The teams of professional archivists and conservators has been traveling across Tennessee to digitally copy rare Civil War era manuscripts, also giving the owner's tips on how to preserve their artifacts.

Archivists will visit Shelbyville the first week of October, though an exact date has yet to be announced.

Preserving past

Archivist Jami Awalt said the four-year project began last April, and will continue until 2015, and they hope to eventually reach every county in Tennessee in some way.

While museums preserve rare items from the past, the private possessions of citizens have produced long-lost hidden treasures, such as photos, documents, weapons, bullets, pieces of uniforms, quilts, "just about anything you can think of."

Many of the items the team are archiving are pieces of history that have been passed down through generations of local families, and the items are either photographed or scanned, while archivists gather information about the material, which will be presented online at their website at www.tn.gov/tsla/cwtn.

You can click on any thumbnail image on the site to get the full size of the item, whether it is a photograph or map, as well as whatever information is known about the artifact.

Awalt said while some will use the website for research, they are hoping it will be used in schools to teach children about the Civil War "and to have primary first documents for them to study."

Local help

One of the archivist helping to save this unknown history was Carol Roberts of Shelbyville, the director of preservation services for the state library.

"We come from all different sections (of Tennessee) to help with the project," Roberts said, explaining she has been helping at some of the stops with the scanning and photographic work, and also to help the owners of the items preserve what they have.

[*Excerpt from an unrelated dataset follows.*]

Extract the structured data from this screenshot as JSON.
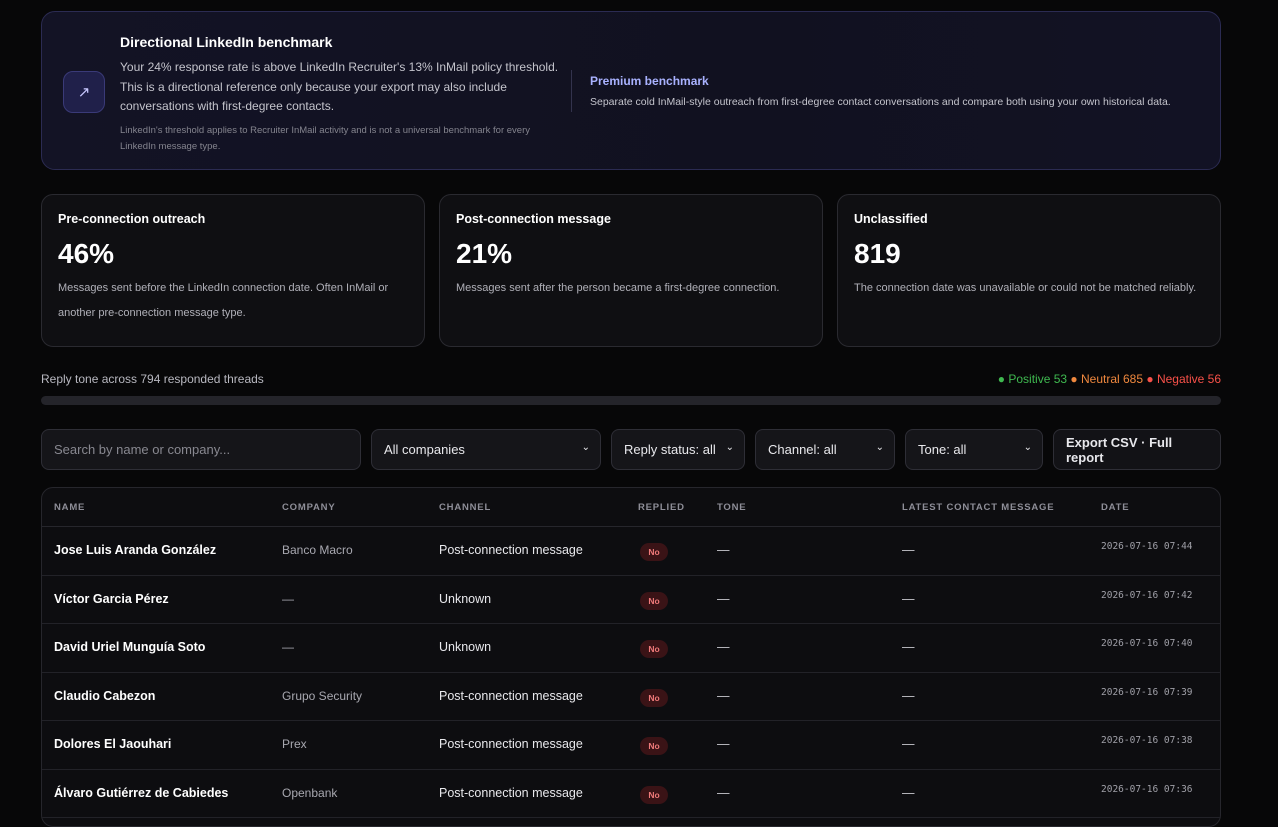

Roberts said she is "actually from Raus," considering Tullahoma as much as home as Shelbyville, and she's been enjoying getting to "come home," so to speak.


The project was just a pilot program when it began in April 2010 in Columbia, Awalt said, noting "we didn't know what we'd find."

"We knew that there were items out there, we knew there were different collections, but we didn't know how receptive the public would be," she explained. "We were overwhelmed."

This resulted in an increase in the archivist staff. They began with one scanner, but on Thursday, three people were managing workstations with large flatbed scanners.

"The response has been really, really tremendous," Awalt said. "We really stay busy."

All items pertaining to the Civil War are eligible for digitization, such as letters, diaries, swords and knifes, military passes and discharges, hand-drawn maps, sketches and uniforms.

All of the items must be original and owned by the person bringing them in for preservation.

The project is funded by the Tennessee Civil War Sesquicentennial Commission, but is overall a project with the State Library and Archives.

Hidden history

On Thursday, one gentleman brought in documents and photos related to one Civil War veteran from Minnesota who was in command of African-American soldiers fighting for the Union in Mississippi.

"We have his special order papers from Grant, assigning him to a particular regiment, photographs of him and his wife, and other documents," Awalt said.

They also were scanning an original, full-sized muster roll for the volunteer black troops, while another man brought in a set of utensils that a solider would carry in the field, belt buckles, "just anything."

The Tullahoma stop was the archivist's 28th event and Awalt says that every visit reveals something new, "which makes it really exciting for us, and the museum curators, because it's things you wouldn't see outside a museum."

Another part of the project is to give back to the citizens who have preserved their little pieces of history, by providing assistance in conservation, preservation help and teach people how to properly care of the items, with tips on storage and display.


See submissions online at www.tn.gov/tsla.cwtn